At the end of the clip, Lana Del Rey calls it her “art video”: a new spoken-word piece called “Patent Leather Do-Over,” accompanied by 4½ minutes of shaky black-and-white camera-phone footage tracking her leisurely descent down an outdoor staircase to the beach. In terms of its visual metaphor, though, the thing is practically a documentary.
Days after a series of earlier posts in which the 34-year-old singer raised tricky questions about race and gender — then repeatedly doubled down when commenters accused her of flaunting her white privilege — here she is blithely closing in on the frothing waters in front of her.
Why rise above when you can sink with a smile?
A week into Lana-gate, nobody needs more musing over whether or not Del Rey is a racist (or at best a Karen); plenty has already been said on the topic since her initial volley, in which she complained of being subject to a double standard that doesn’t apply to other female artists — most of them women of color — such as Beyoncé, Nicki Minaj and Cardi B.
“I’m fed up with female writers and alt singers saying that I glamorize abuse when in reality I’m just a glamorous person singing about the realities of what we are all now seeing are very prevalent emotionally abusive relationships all over the world,” she wrote on May 21, echoing comments she made last year in an angry tweet inspired by music critic Ann Powers’ (very admiring) review of Del Rey’s latest album, “Norman F— Rockwell!”
On Thursday, Lady Gaga released her new dance-pop album, “Chromatica,” featuring collaborations with Ariana Grande, Blackpink and 73-year-old Elton John.
Yet as the singer’s final word on the controversy, as of Thursday at least, this new spoken-word poem and video feels worthy of consideration as an emblem of Del Rey’s approach to pop stardom.
That it appeared on Instagram was no surprise: The most visually oriented of the major social-media platforms — key for an artist as in love with images as Del Rey is — Instagram has also become the place where pop stardom happens during the pandemic.
Indeed, the “Patent Leather Do-Over” clip can be considered a bit of promo for the singer’s upcoming projects: two books of poetry — “Violet Bent Backwards Over the Grass” and “Behind the Iron Gates — Insights From an Institution” — along with an accompanying spoken-word album reportedly due this year. (In an earlier Instagram video she revealed what she said will be the title of her proper “Rockwell” follow-up: “Chemtrails Over the Country Club.”)
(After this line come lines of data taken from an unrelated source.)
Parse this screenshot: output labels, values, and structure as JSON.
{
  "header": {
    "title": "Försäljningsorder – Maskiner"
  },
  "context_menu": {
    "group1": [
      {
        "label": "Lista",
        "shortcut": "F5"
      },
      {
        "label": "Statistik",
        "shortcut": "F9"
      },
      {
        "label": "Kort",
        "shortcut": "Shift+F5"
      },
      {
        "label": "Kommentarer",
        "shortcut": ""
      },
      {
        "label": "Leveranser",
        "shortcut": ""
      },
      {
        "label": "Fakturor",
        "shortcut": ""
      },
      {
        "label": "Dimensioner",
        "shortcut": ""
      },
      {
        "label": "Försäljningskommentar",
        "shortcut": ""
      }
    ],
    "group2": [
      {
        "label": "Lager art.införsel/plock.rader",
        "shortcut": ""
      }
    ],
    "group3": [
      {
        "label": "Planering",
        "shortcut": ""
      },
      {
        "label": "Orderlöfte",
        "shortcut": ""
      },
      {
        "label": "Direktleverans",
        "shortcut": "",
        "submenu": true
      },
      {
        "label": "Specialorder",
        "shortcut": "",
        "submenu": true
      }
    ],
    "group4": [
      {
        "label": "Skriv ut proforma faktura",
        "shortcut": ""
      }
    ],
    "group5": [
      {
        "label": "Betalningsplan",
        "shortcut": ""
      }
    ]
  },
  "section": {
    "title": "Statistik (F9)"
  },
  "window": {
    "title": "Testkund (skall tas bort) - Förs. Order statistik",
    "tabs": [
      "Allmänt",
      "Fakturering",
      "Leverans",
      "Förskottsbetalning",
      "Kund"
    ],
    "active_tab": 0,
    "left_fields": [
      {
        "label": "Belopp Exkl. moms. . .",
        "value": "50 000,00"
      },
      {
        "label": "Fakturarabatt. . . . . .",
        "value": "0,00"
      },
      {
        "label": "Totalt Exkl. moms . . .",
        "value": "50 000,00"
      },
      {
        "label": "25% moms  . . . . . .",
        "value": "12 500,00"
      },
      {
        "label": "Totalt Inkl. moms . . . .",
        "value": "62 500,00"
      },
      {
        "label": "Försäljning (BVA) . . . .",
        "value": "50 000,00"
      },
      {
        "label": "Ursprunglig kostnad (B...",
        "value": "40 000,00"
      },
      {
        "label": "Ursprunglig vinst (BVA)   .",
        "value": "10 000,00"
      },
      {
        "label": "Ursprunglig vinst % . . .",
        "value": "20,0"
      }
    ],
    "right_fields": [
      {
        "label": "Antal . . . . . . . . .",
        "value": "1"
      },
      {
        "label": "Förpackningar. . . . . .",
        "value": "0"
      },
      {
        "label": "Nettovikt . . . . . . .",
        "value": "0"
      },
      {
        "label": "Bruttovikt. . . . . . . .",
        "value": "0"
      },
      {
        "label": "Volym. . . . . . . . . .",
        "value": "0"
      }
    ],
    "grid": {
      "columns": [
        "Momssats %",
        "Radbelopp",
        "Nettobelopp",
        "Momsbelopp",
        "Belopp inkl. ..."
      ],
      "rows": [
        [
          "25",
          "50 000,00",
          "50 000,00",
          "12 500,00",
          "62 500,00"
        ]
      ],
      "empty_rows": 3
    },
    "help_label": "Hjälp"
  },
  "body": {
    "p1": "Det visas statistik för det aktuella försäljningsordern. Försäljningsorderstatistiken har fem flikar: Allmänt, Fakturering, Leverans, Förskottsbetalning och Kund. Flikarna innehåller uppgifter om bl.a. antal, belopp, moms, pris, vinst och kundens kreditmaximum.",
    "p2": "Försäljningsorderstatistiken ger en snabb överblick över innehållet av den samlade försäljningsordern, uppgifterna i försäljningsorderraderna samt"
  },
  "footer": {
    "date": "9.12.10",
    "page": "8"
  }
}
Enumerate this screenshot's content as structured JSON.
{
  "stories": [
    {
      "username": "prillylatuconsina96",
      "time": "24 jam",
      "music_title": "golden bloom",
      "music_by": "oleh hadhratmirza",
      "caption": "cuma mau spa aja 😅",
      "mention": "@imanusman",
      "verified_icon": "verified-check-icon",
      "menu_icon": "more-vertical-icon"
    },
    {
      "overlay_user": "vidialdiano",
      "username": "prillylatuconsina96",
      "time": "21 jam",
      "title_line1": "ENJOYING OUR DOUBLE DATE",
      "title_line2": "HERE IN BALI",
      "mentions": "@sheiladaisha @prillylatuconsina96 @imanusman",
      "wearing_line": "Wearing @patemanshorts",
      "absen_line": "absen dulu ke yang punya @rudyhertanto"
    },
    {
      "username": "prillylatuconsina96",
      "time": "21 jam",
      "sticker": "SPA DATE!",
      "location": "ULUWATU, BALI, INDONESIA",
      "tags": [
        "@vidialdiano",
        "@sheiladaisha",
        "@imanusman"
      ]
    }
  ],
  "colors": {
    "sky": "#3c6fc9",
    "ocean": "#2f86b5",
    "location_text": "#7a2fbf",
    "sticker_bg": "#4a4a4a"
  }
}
With its steady point-of-view shot of Del Rey’s long, tanned legs, the staircase video — actually the second featuring “Patent Leather Do-Over,” following one showing swaying palm trees — also shores up the idea of her glamorousness in the face of all her haters.
But it’s the poem’s historical framing, emphasized by the faux-vintage background music provided by the singer’s trusted producer Jack Antonoff, that really puts across the unbothered attitude she’s looking to project.
Del Rey opens the poem by addressing Sylvia Plath, telling the late writer that she knew what Plath meant “when you talked about swimming in the ocean and leaving your patent leather black shoes pointing towards it while you swam.”
The reference to Plath’s attempted suicide (as documented in “The Bell Jar”) is heavy, clearly; ditto Del Rey’s references later in the poem to Marilyn Monroe and Princess Diana. To invoke those troubled names, though — each with its tightly coiled history of celebrity turned toxic — is to suggest how much more Del Rey can take without breaking.
“All of my kind women who came before me / Blonde, I dyed my hair black for you,” she goes on in a singsong voice that dares you to perceive her as a victim, “I turned my back on that black pond / I swear I won’t stop till I’m dead / And here I am at 34 / And what for?
“To bring my pair of baby patent leather shoes / To turn them the other way,” she says, Antonoff’s guitar reverbing into infinity behind her, “Towards the sea-cliff stairs, not at the ocean.”
It’s a confession that functions as a flex — and an invitation, as always, to keep watching.